=== Web page and app entries ===

^^^^^^^^^^^^^^^^

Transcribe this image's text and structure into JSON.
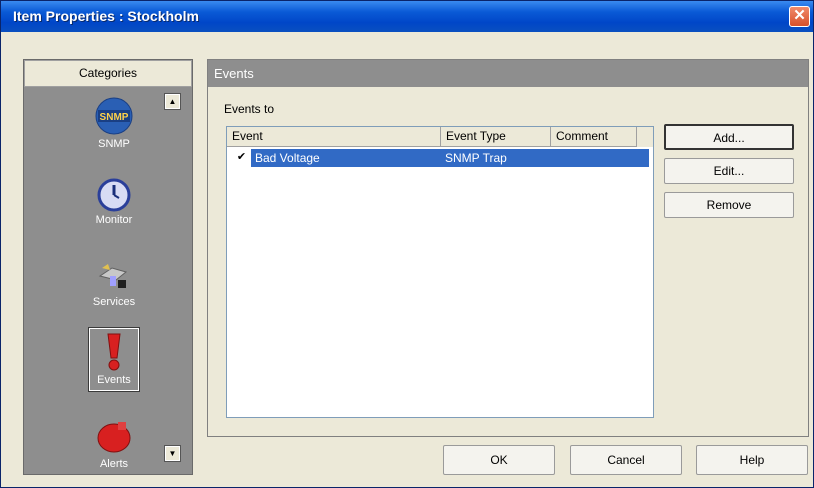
{
  "window": {
    "title": "Item Properties : Stockholm",
    "close_glyph": "✕"
  },
  "categories": {
    "header": "Categories",
    "items": [
      {
        "label": "SNMP",
        "icon": "snmp-icon"
      },
      {
        "label": "Monitor",
        "icon": "monitor-clock-icon"
      },
      {
        "label": "Services",
        "icon": "services-icon"
      },
      {
        "label": "Events",
        "icon": "events-exclamation-icon",
        "selected": true
      },
      {
        "label": "Alerts",
        "icon": "alerts-icon"
      }
    ],
    "scroll_up": "▲",
    "scroll_down": "▼"
  },
  "events": {
    "header": "Events",
    "events_to_label": "Events to",
    "columns": [
      "Event",
      "Event Type",
      "Comment"
    ],
    "rows": [
      {
        "checked": true,
        "event": "Bad Voltage",
        "event_type": "SNMP Trap",
        "comment": ""
      }
    ],
    "check_glyph": "✔"
  },
  "side_buttons": {
    "add": "Add...",
    "edit": "Edit...",
    "remove": "Remove"
  },
  "footer": {
    "ok": "OK",
    "cancel": "Cancel",
    "help": "Help"
  },
  "colors": {
    "title_bar": "#0046c8",
    "selection": "#316ac5",
    "sidebar": "#8e8e8e"
  }
}
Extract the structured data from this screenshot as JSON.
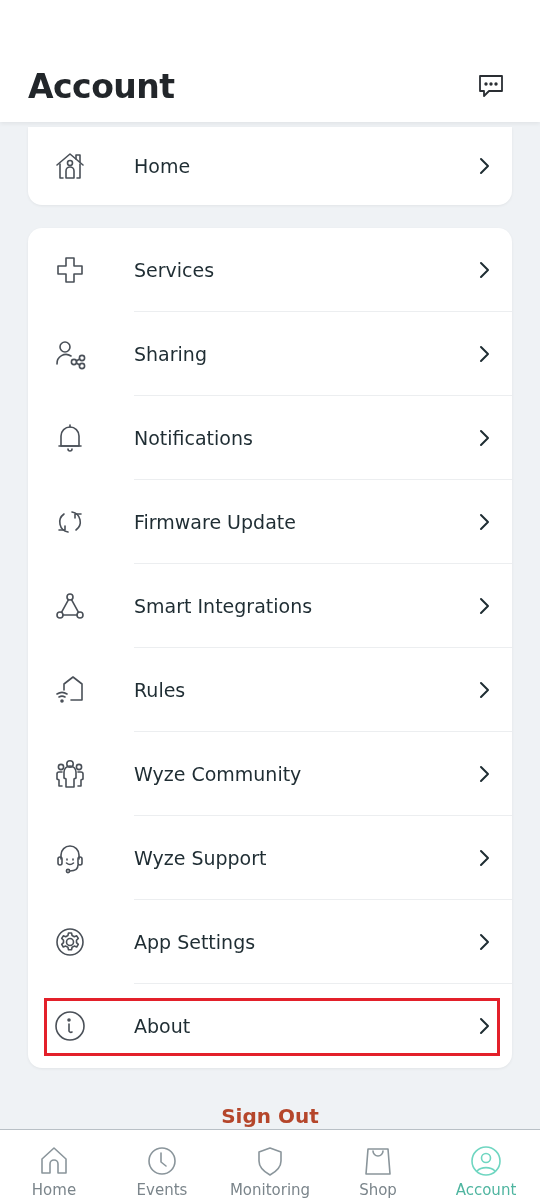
{
  "header": {
    "title": "Account"
  },
  "sections": [
    {
      "items": [
        {
          "label": "Home",
          "highlighted": false
        }
      ]
    },
    {
      "items": [
        {
          "label": "Services",
          "highlighted": false
        },
        {
          "label": "Sharing",
          "highlighted": false
        },
        {
          "label": "Notifications",
          "highlighted": false
        },
        {
          "label": "Firmware Update",
          "highlighted": false
        },
        {
          "label": "Smart Integrations",
          "highlighted": false
        },
        {
          "label": "Rules",
          "highlighted": false
        },
        {
          "label": "Wyze Community",
          "highlighted": false
        },
        {
          "label": "Wyze Support",
          "highlighted": false
        },
        {
          "label": "App Settings",
          "highlighted": false
        },
        {
          "label": "About",
          "highlighted": true
        }
      ]
    }
  ],
  "sign_out": "Sign Out",
  "tabs": [
    {
      "label": "Home",
      "selected": false
    },
    {
      "label": "Events",
      "selected": false
    },
    {
      "label": "Monitoring",
      "selected": false
    },
    {
      "label": "Shop",
      "selected": false
    },
    {
      "label": "Account",
      "selected": true
    }
  ]
}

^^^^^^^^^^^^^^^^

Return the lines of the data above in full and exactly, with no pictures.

=== OUTPUT FOR THIS TASK ===
Transcribe this image's text and structure into JSON.
{
  "window": {
    "title": "Item Properties : Stockholm",
    "close_glyph": "✕"
  },
  "categories": {
    "header": "Categories",
    "items": [
      {
        "label": "SNMP",
        "icon": "snmp-icon"
      },
      {
        "label": "Monitor",
        "icon": "monitor-clock-icon"
      },
      {
        "label": "Services",
        "icon": "services-icon"
      },
      {
        "label": "Events",
        "icon": "events-exclamation-icon",
        "selected": true
      },
      {
        "label": "Alerts",
        "icon": "alerts-icon"
      }
    ],
    "scroll_up": "▲",
    "scroll_down": "▼"
  },
  "events": {
    "header": "Events",
    "events_to_label": "Events to",
    "columns": [
      "Event",
      "Event Type",
      "Comment"
    ],
    "rows": [
      {
        "checked": true,
        "event": "Bad Voltage",
        "event_type": "SNMP Trap",
        "comment": ""
      }
    ],
    "check_glyph": "✔"
  },
  "side_buttons": {
    "add": "Add...",
    "edit": "Edit...",
    "remove": "Remove"
  },
  "footer": {
    "ok": "OK",
    "cancel": "Cancel",
    "help": "Help"
  },
  "colors": {
    "title_bar": "#0046c8",
    "selection": "#316ac5",
    "sidebar": "#8e8e8e"
  }
}
Extract the structured data from this screenshot as JSON.
{
  "header": {
    "title": "Account"
  },
  "sections": [
    {
      "items": [
        {
          "label": "Home",
          "highlighted": false
        }
      ]
    },
    {
      "items": [
        {
          "label": "Services",
          "highlighted": false
        },
        {
          "label": "Sharing",
          "highlighted": false
        },
        {
          "label": "Notifications",
          "highlighted": false
        },
        {
          "label": "Firmware Update",
          "highlighted": false
        },
        {
          "label": "Smart Integrations",
          "highlighted": false
        },
        {
          "label": "Rules",
          "highlighted": false
        },
        {
          "label": "Wyze Community",
          "highlighted": false
        },
        {
          "label": "Wyze Support",
          "highlighted": false
        },
        {
          "label": "App Settings",
          "highlighted": false
        },
        {
          "label": "About",
          "highlighted": true
        }
      ]
    }
  ],
  "sign_out": "Sign Out",
  "tabs": [
    {
      "label": "Home",
      "selected": false
    },
    {
      "label": "Events",
      "selected": false
    },
    {
      "label": "Monitoring",
      "selected": false
    },
    {
      "label": "Shop",
      "selected": false
    },
    {
      "label": "Account",
      "selected": true
    }
  ]
}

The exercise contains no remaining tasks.